What is Scholarly Communication?

The Scholarly Publishing System

Scholarly communication can be thought of as the system through which research and scholarship is created, evaluated, distributed, and preserved. (Association of College & Research Libraries, Principles and Strategies for the Reform of Scholarly Communication 1.)

This system includes traditional or formal publications, such as scholarly journal articles, scholarly chapters or monographs (single-volume books offering research into a specialized area of knowledge), and conference proceedings. It also includes continually emerging publications, such as data sets, data visualizations, working papers, and blogs. 

 

What scholarly communications issues require support?

There are many aspects of scholarly publishing -- and many points within the publication lifecycle, from the rudiments of a research idea to a final publication -- at which researchers may need support.

For instance, facilitating the dissemination of scholarly writings means having to consider issues like:
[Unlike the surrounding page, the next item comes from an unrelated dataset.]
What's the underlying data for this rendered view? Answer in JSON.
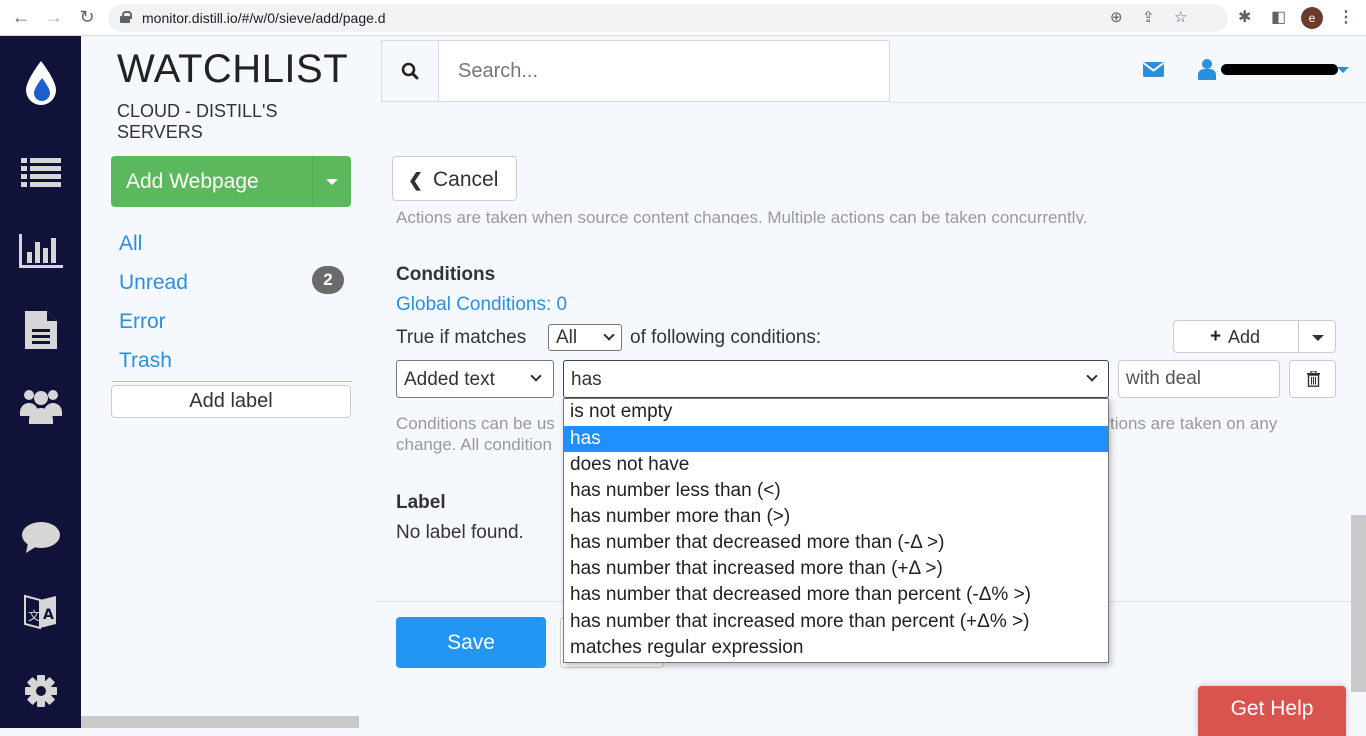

  • What models or platforms exist for the funding, distribution, and discovery of scholarship?
  • How are these publications evaluated or measured for impact?
  • Who has access to creating and reading publications, and how is access provided?  What access barriers exist?
  • Who “owns” or controls the content, and how can the content be used?

The answers to all of these questions are changing. UC Berkeley’s Office of Scholarly Communication Services (OSCS) assists scholars in navigating this developing field.  

With OSCS’ services, the Library aims to support effective, efficient, sustainable, and economically viable systems for the creation, discovery, dissemination, and preservation of scholarship—particularly through systems that provide barrier-free access to quality information.

Scholarly Communication Lifecycle Diagram, from U. Winnipeg

Scholarly Publication System, courtesy University of Winnipeg